breast feeding has any effect on a child's cognitive or motor
development in a population with favourable environmental conditions
and a high prevalence of breast feeding.
METHODS—In 345 Scandinavian children, data on breast feeding were prospectively recorded during the first year of life, and neuromotor development was assessed at 1 and 5 years of age. Main outcome measures were Bayley's Scales of Infant Development at age 13months (Mental Index, MDI; Psychomotor Index, PDI), Wechsler Preschool and Primary Scales of Intelligence (WPPSI-R), and Peabody Developmental Scales at age 5.
RESULTS—Children breast fed for less than 3 months had an increased risk, compared to children breast fed for at least 6 months, of a test score below the median value of MDI at 13 months and of WPPSI-R at 5 years. Maternal age, maternal intelligence (Raven score), maternal education, and smoking in pregnancy were significant confounders, but the increased risk of lower MDI and total IQ scores persisted after adjustment for each of these factors.

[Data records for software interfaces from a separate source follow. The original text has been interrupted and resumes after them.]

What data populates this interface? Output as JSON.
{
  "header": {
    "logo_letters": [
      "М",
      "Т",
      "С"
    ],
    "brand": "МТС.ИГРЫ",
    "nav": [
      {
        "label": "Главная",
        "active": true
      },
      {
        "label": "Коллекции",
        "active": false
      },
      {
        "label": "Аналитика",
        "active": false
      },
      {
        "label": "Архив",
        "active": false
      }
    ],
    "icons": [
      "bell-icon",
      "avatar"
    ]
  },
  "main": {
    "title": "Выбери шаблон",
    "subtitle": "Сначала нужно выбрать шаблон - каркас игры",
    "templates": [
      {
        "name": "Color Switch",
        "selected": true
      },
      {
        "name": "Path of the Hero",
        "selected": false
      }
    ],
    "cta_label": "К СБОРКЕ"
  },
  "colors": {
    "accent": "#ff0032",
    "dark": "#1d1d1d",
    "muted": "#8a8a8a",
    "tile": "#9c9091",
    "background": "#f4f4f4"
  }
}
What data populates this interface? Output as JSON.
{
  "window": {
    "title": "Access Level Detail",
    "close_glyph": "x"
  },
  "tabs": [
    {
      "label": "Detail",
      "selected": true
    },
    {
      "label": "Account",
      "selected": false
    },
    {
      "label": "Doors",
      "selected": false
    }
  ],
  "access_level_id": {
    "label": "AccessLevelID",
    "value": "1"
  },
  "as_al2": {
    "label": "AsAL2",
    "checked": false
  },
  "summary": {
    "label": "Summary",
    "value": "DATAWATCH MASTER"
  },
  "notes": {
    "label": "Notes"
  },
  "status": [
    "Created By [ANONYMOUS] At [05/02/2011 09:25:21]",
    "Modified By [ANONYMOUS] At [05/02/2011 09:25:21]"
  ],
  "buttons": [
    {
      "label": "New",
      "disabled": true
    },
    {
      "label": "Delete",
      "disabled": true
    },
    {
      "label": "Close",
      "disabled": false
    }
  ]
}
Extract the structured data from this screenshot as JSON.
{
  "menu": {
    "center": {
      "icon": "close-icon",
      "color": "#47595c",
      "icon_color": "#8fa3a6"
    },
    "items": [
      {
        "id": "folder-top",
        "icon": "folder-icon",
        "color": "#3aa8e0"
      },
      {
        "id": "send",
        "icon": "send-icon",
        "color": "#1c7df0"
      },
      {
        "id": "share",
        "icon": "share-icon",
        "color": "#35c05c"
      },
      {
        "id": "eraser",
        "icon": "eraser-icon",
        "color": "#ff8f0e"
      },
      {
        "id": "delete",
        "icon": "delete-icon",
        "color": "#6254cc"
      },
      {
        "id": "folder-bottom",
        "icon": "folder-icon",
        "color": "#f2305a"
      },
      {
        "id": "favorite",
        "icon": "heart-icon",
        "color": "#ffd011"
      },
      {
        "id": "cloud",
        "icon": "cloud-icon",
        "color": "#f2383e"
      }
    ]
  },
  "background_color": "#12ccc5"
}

We found no clear association between duration of breast feeding and motor development at 13 months or 5 years of age.
CONCLUSION—Our data suggest that a longer duration of breast feeding benefits cognitive development.